Exercise brief – Find the lines of the material below that include the string "icon", then copy each one.
◇ ◇ ◇
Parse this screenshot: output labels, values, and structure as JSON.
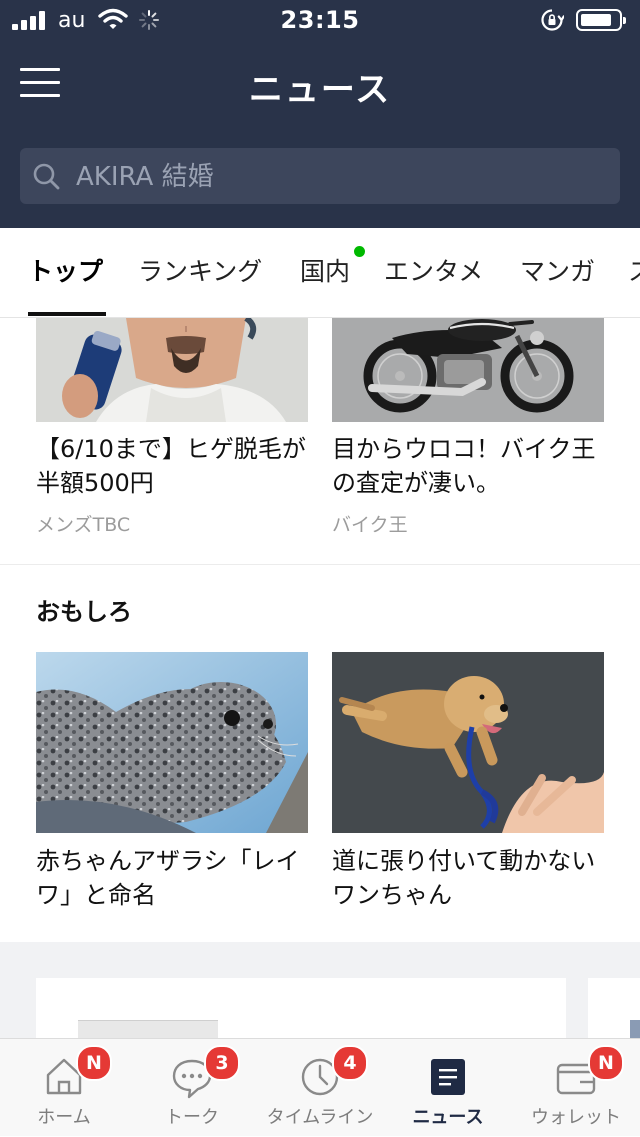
{
  "status_bar": {
    "carrier": "au",
    "time": "23:15"
  },
  "header": {
    "title": "ニュース",
    "search_placeholder": "AKIRA 結婚"
  },
  "tabs": [
    {
      "label": "トップ",
      "active": true
    },
    {
      "label": "ランキング"
    },
    {
      "label": "国内",
      "has_dot": true
    },
    {
      "label": "エンタメ"
    },
    {
      "label": "マンガ"
    },
    {
      "label": "ス"
    }
  ],
  "colors": {
    "header_bg": "#293349",
    "dot": "#00b900",
    "badge": "#e53935"
  },
  "top_cards": [
    {
      "headline": "【6/10まで】ヒゲ脱毛が半額500円",
      "source": "メンズTBC",
      "image": "man-shaving-photo"
    },
    {
      "headline": "目からウロコ！バイク王の査定が凄い。",
      "source": "バイク王",
      "image": "motorcycle-photo"
    }
  ],
  "section": {
    "title": "おもしろ",
    "cards": [
      {
        "headline": "赤ちゃんアザラシ「レイワ」と命名",
        "image": "baby-seal-photo"
      },
      {
        "headline": "道に張り付いて動かないワンちゃん",
        "image": "golden-retriever-photo"
      }
    ]
  },
  "bottom_nav": [
    {
      "label": "ホーム",
      "icon": "home-icon",
      "badge": "N"
    },
    {
      "label": "トーク",
      "icon": "chat-bubble-icon",
      "badge": "3"
    },
    {
      "label": "タイムライン",
      "icon": "clock-icon",
      "badge": "4"
    },
    {
      "label": "ニュース",
      "icon": "news-icon",
      "active": true
    },
    {
      "label": "ウォレット",
      "icon": "wallet-icon",
      "badge": "N"
    }
  ]
}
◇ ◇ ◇
Task result –
      "icon": "home-icon",
      "icon": "chat-bubble-icon",
      "icon": "clock-icon",
      "icon": "news-icon",
      "icon": "wallet-icon",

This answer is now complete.